Getting Started with Classifications 

A successful data sensitivity classification requires balancing the tools in your information governance toolbox with the level of confidence required for each classification. For example, falsely classifying a non-public document containing personal information as Public opens up your organization to greater risk than falsely classifying a Public document as Business Confidential.
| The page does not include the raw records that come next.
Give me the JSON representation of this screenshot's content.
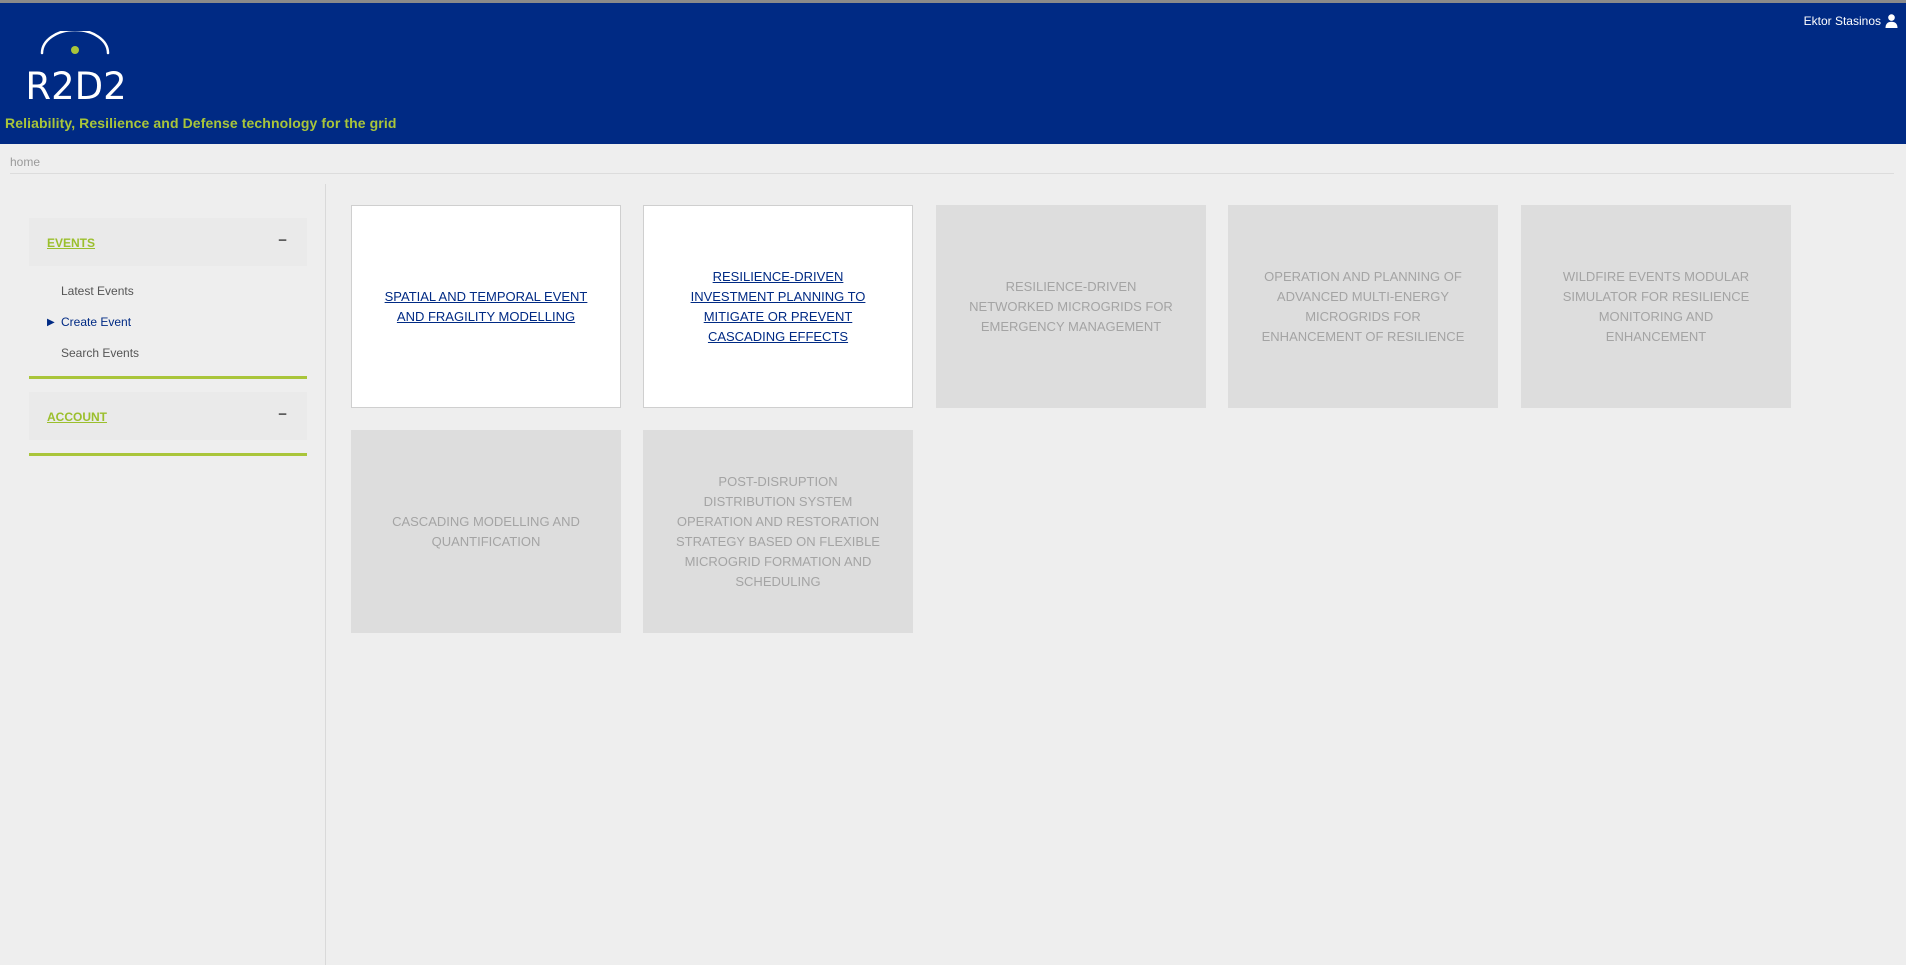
{
  "header": {
    "logo_text": "R2D2",
    "tagline": "Reliability, Resilience and Defense technology for the grid",
    "user_name": "Ektor Stasinos",
    "brand_color": "#002a84",
    "accent_color": "#a9c53a"
  },
  "breadcrumb": {
    "label": "home"
  },
  "sidebar": {
    "sections": [
      {
        "title": "EVENTS",
        "toggle": "−",
        "items": [
          {
            "label": "Latest Events"
          },
          {
            "label": "Create Event",
            "active_marker": "▶"
          },
          {
            "label": "Search Events"
          }
        ]
      },
      {
        "title": "ACCOUNT",
        "toggle": "−"
      }
    ]
  },
  "tiles": [
    {
      "label": "SPATIAL AND TEMPORAL EVENT AND FRAGILITY MODELLING",
      "enabled": true
    },
    {
      "label": "RESILIENCE-DRIVEN INVESTMENT PLANNING TO MITIGATE OR PREVENT CASCADING EFFECTS",
      "enabled": true
    },
    {
      "label": "RESILIENCE-DRIVEN NETWORKED MICROGRIDS FOR EMERGENCY MANAGEMENT",
      "enabled": false
    },
    {
      "label": "OPERATION AND PLANNING OF ADVANCED MULTI-ENERGY MICROGRIDS FOR ENHANCEMENT OF RESILIENCE",
      "enabled": false
    },
    {
      "label": "WILDFIRE EVENTS MODULAR SIMULATOR FOR RESILIENCE MONITORING AND ENHANCEMENT",
      "enabled": false
    },
    {
      "label": "CASCADING MODELLING AND QUANTIFICATION",
      "enabled": false
    },
    {
      "label": "POST-DISRUPTION DISTRIBUTION SYSTEM OPERATION AND RESTORATION STRATEGY BASED ON FLEXIBLE MICROGRID FORMATION AND SCHEDULING",
      "enabled": false
    }
  ]
}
To avoid this type of error, we encourage tailoring your search criteria until you are able to validate your results for each classification to reflect a margin of error agreed upon by stakeholders.

Four tools you might use to identify documents for each classification include: keyword search, metadata search, regular expression search, and supervised learning models. 

We recommend layering these search technologies to achieve the desired classification.

  • Keyword Search: Keyword search can help retrieve documents containing specific language; for instance, lanuguage that you know implicates PII, represents a public facing document like a press release, or identifies standardized documents like routine financial reports. 
  • MetadataSearch: Metadata search can help hone in on documents or communication from certain sources, file path locations, or even custodians that are likely to require a protected classification; it can also be used to search document titles for known formats or conventions used in routine reports or contracts. 
  • RegularExpression: Regular expression searching allows you to search for patterns of numbers and letters, such as a social security numbers, bank account numbers, form data, phone numbers, and more. Regular Expression search is an important tool in identifying PII and PHI in organizational data. 
  • SupervisedLearning: Supervised learning models allow users to provide examples of the types of documents they would like to identify, and similarly, documents that are not representative of the types of documents they would like to identify. A learning model is created based on the examples provided and can then be applied across all organizational data. Models can be built for a datatype as narrow as Accounts Payable Contracts or as broad as one of the four main data sensitivity classifications mentioned above. The results can be refined to meet the margin of error most suitable for your task. We recommend using supervised learning tools in conjunction with other search tools to build out a dynamic classification search for each classification. 

Evergreen Classifications 

You’ve done all the work to classify your data, now let’s look forward. New data is constantly being created, almost automatically. Information governance tools like Rational Governance don’t just stop with classification of pre-existing data, but allow you to apply classifications to data on a goforward basis with Evergreen Classification. Evergreen Classifications are essentially persistent searches that stay up to date on all data meeting your data sensitivity search criteria, and therefore, its appropriate sensitivity classification. 

To make sure your classifications continue to accurately reflect changing organizational data, be sure revisit your dynamic classification searches once a year; sample new results and unclassified data to refine your supervised learning models and search criteria as necessary.

Identifying and classifying sensitive data is not instant, but at the same time, it is more straightforward than many businesses realize. All it takes is awareness of a company’s data landscape, a planned approach to classifying data with appropriate sensitivity levels, and the right technology in place. To get started with sensitive data classification, contact us today. 

Sarah Cole

About The Author

Sarah Cole

Senior Director of Consulting
Sarah Cole serves as Senior Director of Consulting at Rational Enterprise. As a technologist and eDiscovery veteran, Sarah is best known for her ardent advocacy of predictive and textual analytics in the legal technology space.